• Hints that reference success but require deep thinking to utilize. "I see you're stuck on exercise 38, but you aced last week's problem set and its last problem is quite relevant here."

• Highlighting specific progress and excellence in front of the class and celebrating it. Even as little as a short applause or a cheer or giving them a token prize. "Last week, Joe was unhappy with his proof by induction. This week his induction proof got an A- and the grand prize of a \$0.25 chocolate bar. Look at both proofs and tell me what improvements he made. Reference the criteria we discussed earlier."

1. As students become more proficient in assessing their own work, you can start calling on them to present in front of the class. "Who has thoughts on this they'd like to share?" Or, more privately, you can speak to one student and say "Hey, listen, your work here is really elegant even though it's not quite complete. I know you don't like performing, but can I share a screenshot of that with the class?" After this, have the class discuss in terms of the pre-established criteria what makes these such shining examples. When they're done commenting, as the teacher, say "I'd give this a B+. Not bad for 5 minutes work! Here's a similar problem. Now, everyone, gimme some A+ quality work!"

2. Have students write in PENCIL a practice midterm as if it were the real thing, but do NOT count it for grades. Then, have them mark their own practice midterm in BRIGHT RED PEN, you guessed it, according to the criteria. (They might need a solution key, too.) Then, still in RED, each student writes a letter grade at the top of their test along with a bunch of specific comments to themselves on how to improve for the real midterm. Another student then approves the grade and comments, then submits everything to you and you give them written feedback on the whole thing - but mainly the RED stuff - ideally at least a few days before the real midterm. Trust me - they will respond productively to this feedback!
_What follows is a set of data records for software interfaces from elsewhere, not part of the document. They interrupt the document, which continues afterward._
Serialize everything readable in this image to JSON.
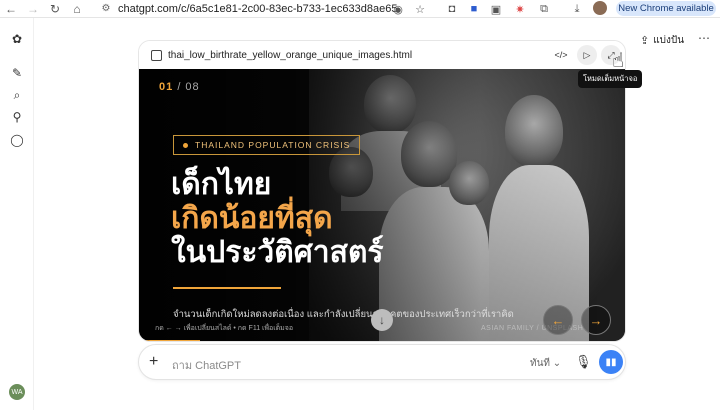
{
  "browser": {
    "url": "chatgpt.com/c/6a5c1e81-2c00-83ec-b733-1ec633d8ae65",
    "update_label": "New Chrome available",
    "icons": [
      "back-icon",
      "forward-icon",
      "reload-icon",
      "home-icon",
      "site-settings-icon",
      "cast-icon",
      "star-icon",
      "camera-icon",
      "extension-icon",
      "download-icon",
      "profile-avatar"
    ]
  },
  "sidebar": {
    "avatar_initials": "WA",
    "icons": [
      "chatgpt-logo-icon",
      "new-chat-icon",
      "search-icon",
      "pin-icon",
      "chat-bubble-icon"
    ]
  },
  "topbar": {
    "share_label": "แบ่งปัน",
    "more_label": "⋯"
  },
  "artifact": {
    "filename": "thai_low_birthrate_yellow_orange_unique_images.html",
    "tooltip": "โหมดเต็มหน้าจอ",
    "slide": {
      "current": "01",
      "total": "/ 08",
      "badge": "THAILAND POPULATION CRISIS",
      "title_line1": "เด็กไทย",
      "title_line2": "เกิดน้อยที่สุด",
      "title_line3": "ในประวัติศาสตร์",
      "subtitle": "จำนวนเด็กเกิดใหม่ลดลงต่อเนื่อง และกำลังเปลี่ยนอนาคตของประเทศเร็วกว่าที่เราคิด",
      "hint": "กด ← → เพื่อเปลี่ยนสไลด์ • กด F11 เพื่อเต็มจอ",
      "credit": "ASIAN FAMILY / UNSPLASH",
      "progress": 0.125
    },
    "colors": {
      "accent": "#f0a53a"
    }
  },
  "composer": {
    "placeholder": "ถาม ChatGPT",
    "model_label": "ทันที ⌄"
  }
}
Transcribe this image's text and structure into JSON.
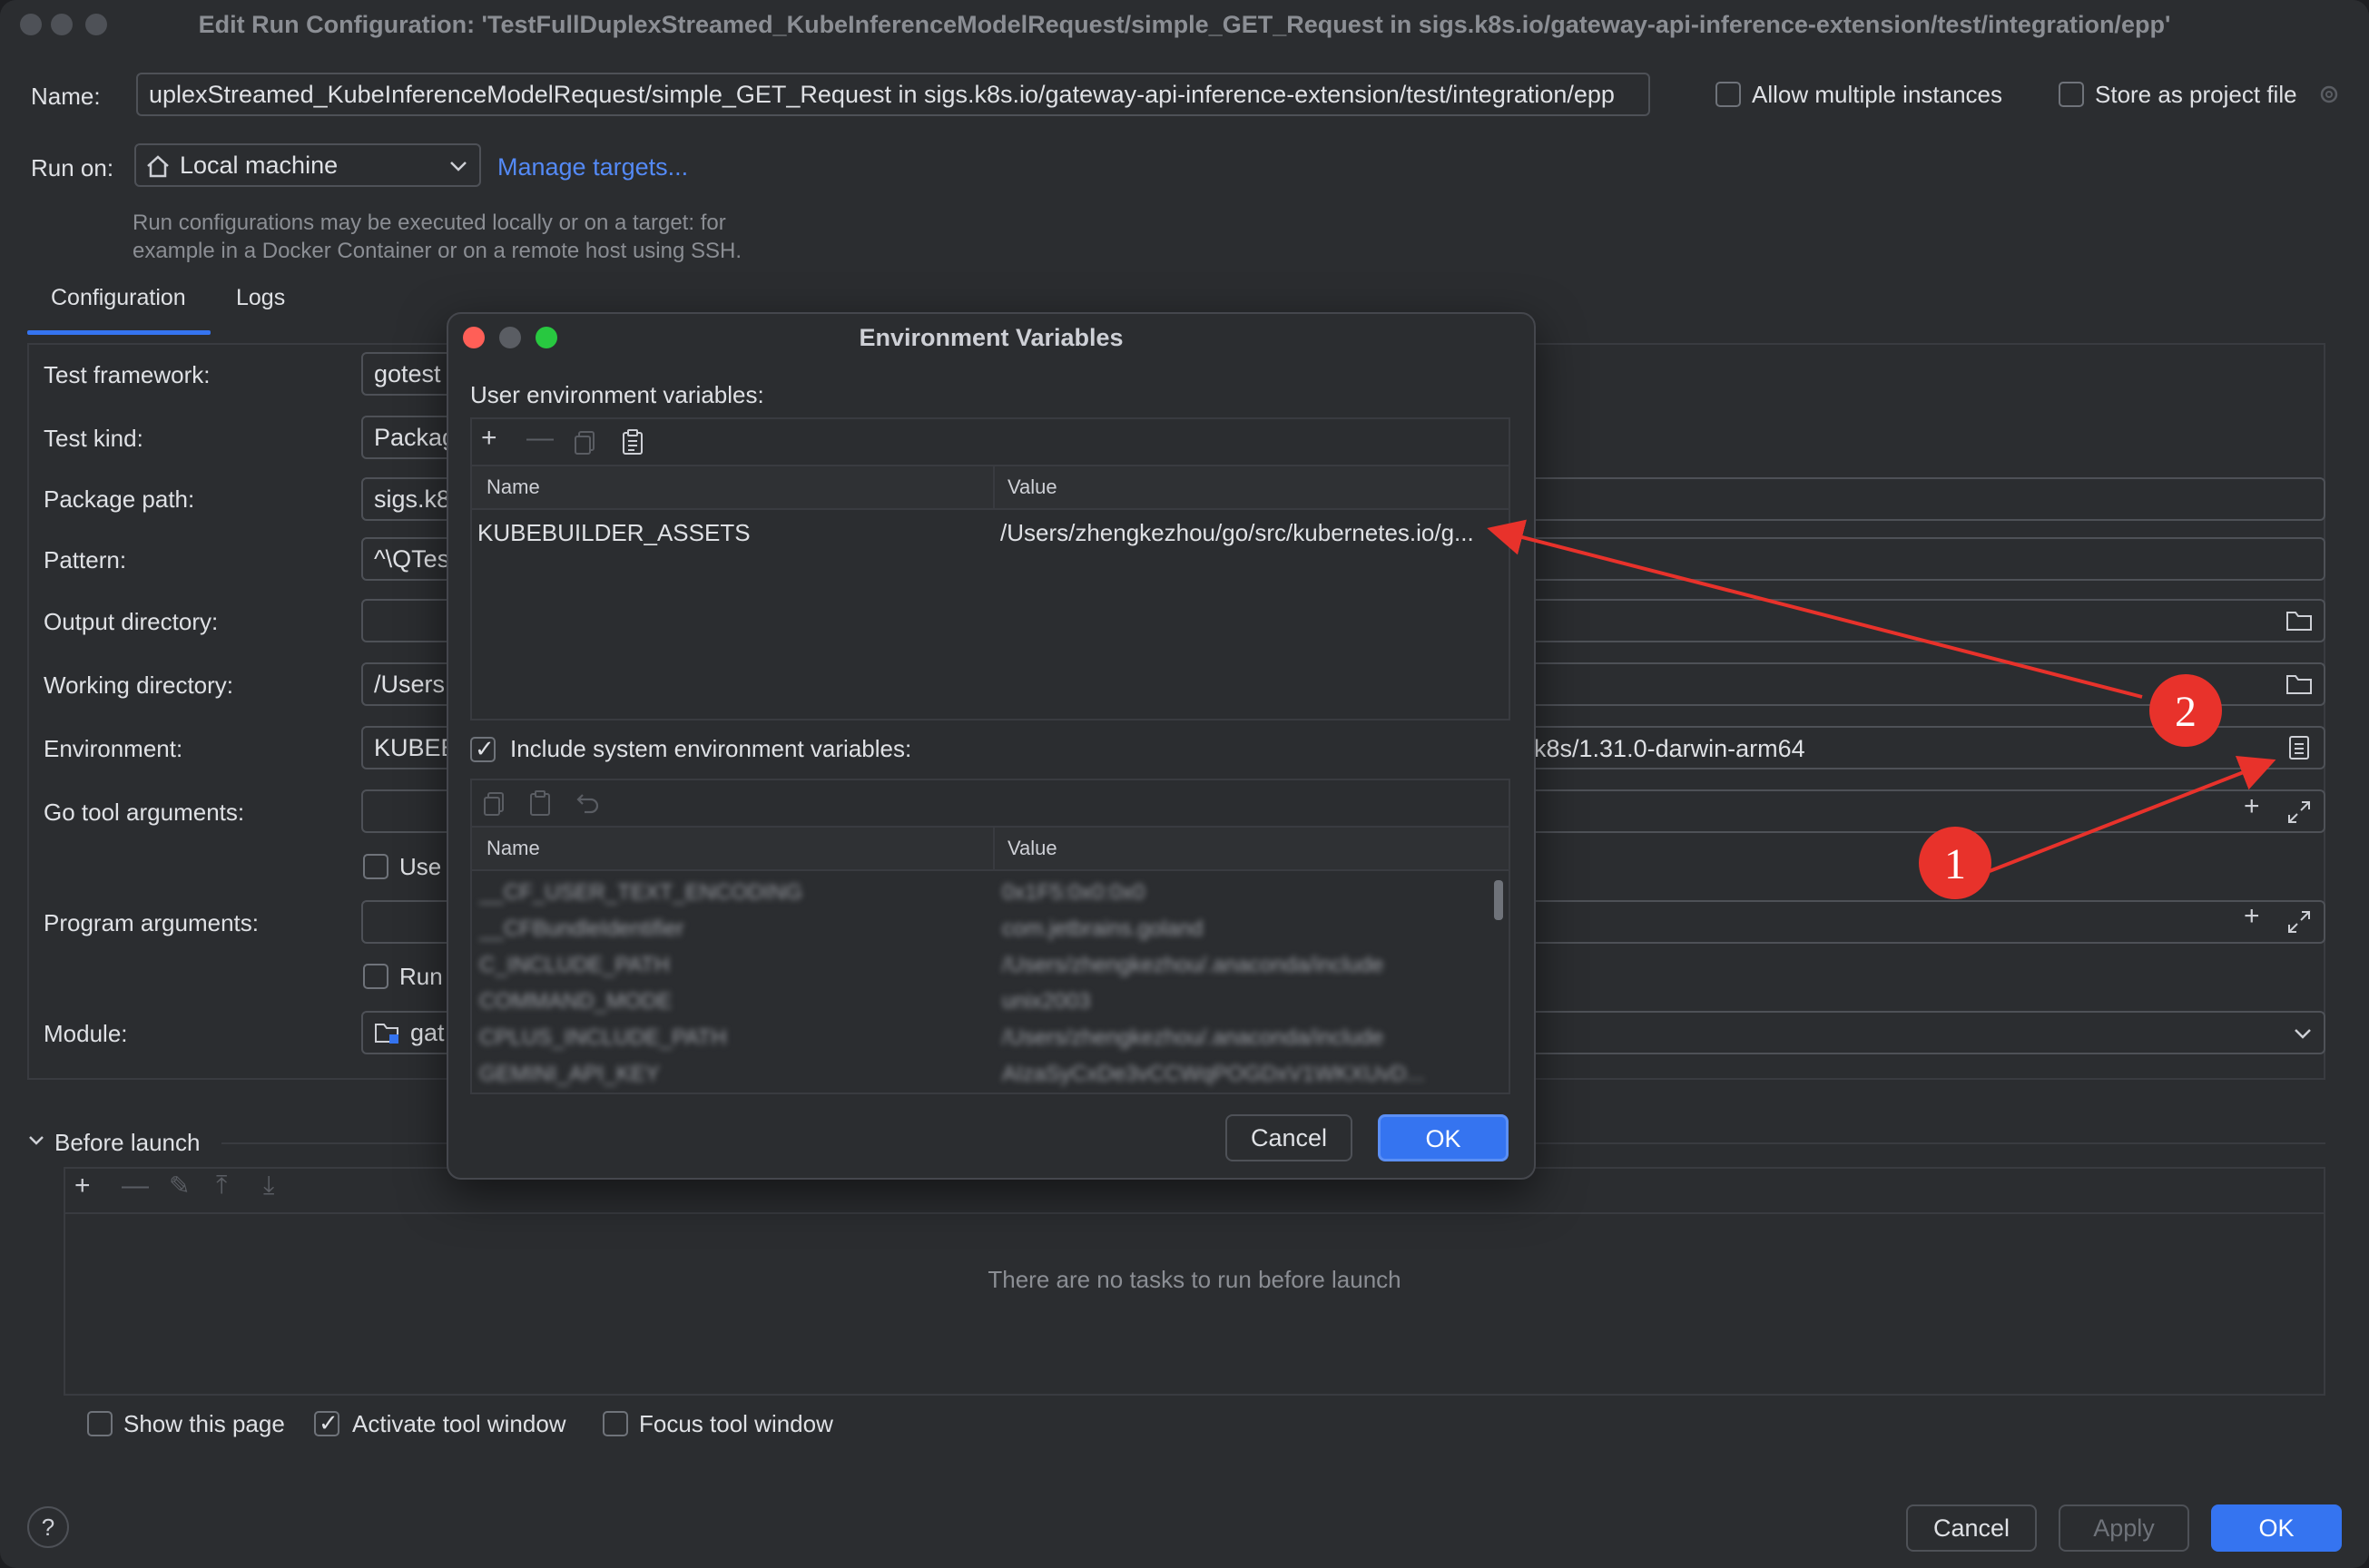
{
  "window": {
    "title": "Edit Run Configuration: 'TestFullDuplexStreamed_KubeInferenceModelRequest/simple_GET_Request in sigs.k8s.io/gateway-api-inference-extension/test/integration/epp'"
  },
  "header": {
    "name_label": "Name:",
    "name_value": "uplexStreamed_KubeInferenceModelRequest/simple_GET_Request in sigs.k8s.io/gateway-api-inference-extension/test/integration/epp",
    "allow_multiple_label": "Allow multiple instances",
    "store_as_project_label": "Store as project file",
    "run_on_label": "Run on:",
    "run_on_value": "Local machine",
    "manage_targets_label": "Manage targets...",
    "hint_line1": "Run configurations may be executed locally or on a target: for",
    "hint_line2": "example in a Docker Container or on a remote host using SSH."
  },
  "tabs": [
    {
      "label": "Configuration",
      "active": true
    },
    {
      "label": "Logs",
      "active": false
    }
  ],
  "form": {
    "test_framework": {
      "label": "Test framework:",
      "value": "gotest"
    },
    "test_kind": {
      "label": "Test kind:",
      "value": "Packag"
    },
    "package_path": {
      "label": "Package path:",
      "value": "sigs.k8"
    },
    "pattern": {
      "label": "Pattern:",
      "value": "^\\QTes"
    },
    "output_directory": {
      "label": "Output directory:",
      "value": ""
    },
    "working_directory": {
      "label": "Working directory:",
      "value": "/Users"
    },
    "environment": {
      "label": "Environment:",
      "value_left": "KUBEB",
      "value_right": "k8s/1.31.0-darwin-arm64"
    },
    "go_tool_arguments": {
      "label": "Go tool arguments:",
      "value": ""
    },
    "use_checkbox_label": "Use",
    "program_arguments": {
      "label": "Program arguments:",
      "value": ""
    },
    "run_checkbox_label": "Run",
    "module": {
      "label": "Module:",
      "value": "gat"
    }
  },
  "before_launch": {
    "title": "Before launch",
    "empty_message": "There are no tasks to run before launch"
  },
  "footer": {
    "show_this_page": "Show this page",
    "activate_tool_window": "Activate tool window",
    "focus_tool_window": "Focus tool window",
    "cancel": "Cancel",
    "apply": "Apply",
    "ok": "OK",
    "help": "?"
  },
  "env_dialog": {
    "title": "Environment Variables",
    "user_section_label": "User environment variables:",
    "col_name": "Name",
    "col_value": "Value",
    "user_vars": [
      {
        "name": "KUBEBUILDER_ASSETS",
        "value": "/Users/zhengkezhou/go/src/kubernetes.io/g..."
      }
    ],
    "include_system_label": "Include system environment variables:",
    "system_vars": [
      {
        "name": "__CF_USER_TEXT_ENCODING",
        "value": "0x1F5:0x0:0x0"
      },
      {
        "name": "__CFBundleIdentifier",
        "value": "com.jetbrains.goland"
      },
      {
        "name": "C_INCLUDE_PATH",
        "value": "/Users/zhengkezhou/.anaconda/include"
      },
      {
        "name": "COMMAND_MODE",
        "value": "unix2003"
      },
      {
        "name": "CPLUS_INCLUDE_PATH",
        "value": "/Users/zhengkezhou/.anaconda/include"
      },
      {
        "name": "GEMINI_API_KEY",
        "value": "AIzaSyCxDe3vCCWqPOGDxV1WKXUvD..."
      }
    ],
    "cancel": "Cancel",
    "ok": "OK"
  },
  "annotations": [
    {
      "label": "1"
    },
    {
      "label": "2"
    }
  ],
  "colors": {
    "window_bg": "#2b2d30",
    "accent": "#3574f0",
    "link": "#548af7",
    "annotation_red": "#e8322b",
    "close_red": "#ff5f57",
    "min_yellow": "#febc2e",
    "max_green": "#28c840"
  }
}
I hope this provides some useful ideas on how to ensure assessment and feedback are productive and motivating. It really just boils down to clarifying expectations, building on success, aligning incentives and feedback, and profound involvement of students.

• Thanks for the wonderful suggestions. I will try to incorporate these suggestions, but I guess it will take me years before I can do it perfectly. I wanted to mention one thing though. I graded them very leniently and the grades were revealed soon after their presentation. So, it is impossible for them to think "I'm going to get a low grade whether or not I try hard, so why put time into this class?". Maybe the opposite happened "anyway I will get decent grades, so why to put time into this class?". – Divakaran Divakaran Dec 16 '20 at 7:40
• You're welcome! I don't think anybody implements these things perfectly. Peter Liljedahl said that big improvements to assessment and feedback are both the hardest and best thing you can do for your class. I certainly do NOT execute all of the above perfectly. As for grades, I wonder if there is discrepancy in their minds when they interpret your comments as harsh but get a variety of letter grades afterward. I will correct my post in response to your comment. – WeCanLearnAnything Dec 16 '20 at 8:56
• As someone who will begin student teaching in the spring, I found this answer very useful. – FoiledIt24 Dec 16 '20 at 15:52
• Glad you liked it! – WeCanLearnAnything Dec 16 '20 at 17:50

If you meet 3 times weekly, allocate 2 of the 3 days to doing justice to the syllabus and the third to an open, but directed solving of homework problems (beware of undirected, open discussion, which will simply waste time).

Ideally you'll be able to

• more rapidly cover the material
• discover what students are missing
• provide a better opportunity for students to teach in an inverted classroom

The discussion day is a terrific opportunity for your positive feedback; students will listen in a better light, ask better, and try to understand because it's worth "free" points on their homework.

My answer to a similar trouble on Academia SE covers the process and structure in detail